#### [INSTRUCTIONS FOR THE TASK]
An exact copy of all the data below is required.

#### [RECORDS PROVIDED]
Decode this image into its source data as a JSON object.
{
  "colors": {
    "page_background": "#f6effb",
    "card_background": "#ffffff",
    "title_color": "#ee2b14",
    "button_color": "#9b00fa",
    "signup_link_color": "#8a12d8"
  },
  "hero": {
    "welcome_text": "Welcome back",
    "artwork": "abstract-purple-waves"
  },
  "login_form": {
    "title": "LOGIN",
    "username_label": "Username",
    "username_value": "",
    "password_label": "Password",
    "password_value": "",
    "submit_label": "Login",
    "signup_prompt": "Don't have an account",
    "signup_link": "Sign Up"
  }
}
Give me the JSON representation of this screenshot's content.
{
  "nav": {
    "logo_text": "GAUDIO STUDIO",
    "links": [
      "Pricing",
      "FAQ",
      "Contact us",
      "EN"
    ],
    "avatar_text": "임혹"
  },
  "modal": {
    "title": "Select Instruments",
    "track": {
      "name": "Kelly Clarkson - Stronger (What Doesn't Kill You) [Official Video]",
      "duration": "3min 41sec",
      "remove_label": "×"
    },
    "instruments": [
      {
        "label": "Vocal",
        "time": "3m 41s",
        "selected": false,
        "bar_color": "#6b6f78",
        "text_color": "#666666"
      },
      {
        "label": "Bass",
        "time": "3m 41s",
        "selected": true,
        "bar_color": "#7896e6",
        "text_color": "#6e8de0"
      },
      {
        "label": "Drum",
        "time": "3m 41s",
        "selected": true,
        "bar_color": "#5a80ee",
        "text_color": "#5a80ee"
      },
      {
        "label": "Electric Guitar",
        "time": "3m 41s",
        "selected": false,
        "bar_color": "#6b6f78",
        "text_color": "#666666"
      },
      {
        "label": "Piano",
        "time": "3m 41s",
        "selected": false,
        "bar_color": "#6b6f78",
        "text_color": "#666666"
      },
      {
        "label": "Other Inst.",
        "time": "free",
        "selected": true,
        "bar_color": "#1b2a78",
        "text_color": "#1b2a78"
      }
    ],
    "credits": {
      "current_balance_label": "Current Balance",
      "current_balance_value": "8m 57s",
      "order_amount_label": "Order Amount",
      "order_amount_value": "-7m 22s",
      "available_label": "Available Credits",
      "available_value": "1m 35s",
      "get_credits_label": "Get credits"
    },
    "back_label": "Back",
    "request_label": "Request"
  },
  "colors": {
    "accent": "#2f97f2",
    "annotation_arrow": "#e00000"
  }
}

#### [ANSWER BELOW]
Decode this image into its source data as a JSON object.
{
  "colors": {
    "page_background": "#f6effb",
    "card_background": "#ffffff",
    "title_color": "#ee2b14",
    "button_color": "#9b00fa",
    "signup_link_color": "#8a12d8"
  },
  "hero": {
    "welcome_text": "Welcome back",
    "artwork": "abstract-purple-waves"
  },
  "login_form": {
    "title": "LOGIN",
    "username_label": "Username",
    "username_value": "",
    "password_label": "Password",
    "password_value": "",
    "submit_label": "Login",
    "signup_prompt": "Don't have an account",
    "signup_link": "Sign Up"
  }
}
Give me the JSON representation of this screenshot's content.
{
  "nav": {
    "logo_text": "GAUDIO STUDIO",
    "links": [
      "Pricing",
      "FAQ",
      "Contact us",
      "EN"
    ],
    "avatar_text": "임혹"
  },
  "modal": {
    "title": "Select Instruments",
    "track": {
      "name": "Kelly Clarkson - Stronger (What Doesn't Kill You) [Official Video]",
      "duration": "3min 41sec",
      "remove_label": "×"
    },
    "instruments": [
      {
        "label": "Vocal",
        "time": "3m 41s",
        "selected": false,
        "bar_color": "#6b6f78",
        "text_color": "#666666"
      },
      {
        "label": "Bass",
        "time": "3m 41s",
        "selected": true,
        "bar_color": "#7896e6",
        "text_color": "#6e8de0"
      },
      {
        "label": "Drum",
        "time": "3m 41s",
        "selected": true,
        "bar_color": "#5a80ee",
        "text_color": "#5a80ee"
      },
      {
        "label": "Electric Guitar",
        "time": "3m 41s",
        "selected": false,
        "bar_color": "#6b6f78",
        "text_color": "#666666"
      },
      {
        "label": "Piano",
        "time": "3m 41s",
        "selected": false,
        "bar_color": "#6b6f78",
        "text_color": "#666666"
      },
      {
        "label": "Other Inst.",
        "time": "free",
        "selected": true,
        "bar_color": "#1b2a78",
        "text_color": "#1b2a78"
      }
    ],
    "credits": {
      "current_balance_label": "Current Balance",
      "current_balance_value": "8m 57s",
      "order_amount_label": "Order Amount",
      "order_amount_value": "-7m 22s",
      "available_label": "Available Credits",
      "available_value": "1m 35s",
      "get_credits_label": "Get credits"
    },
    "back_label": "Back",
    "request_label": "Request"
  },
  "colors": {
    "accent": "#2f97f2",
    "annotation_arrow": "#e00000"
  }
}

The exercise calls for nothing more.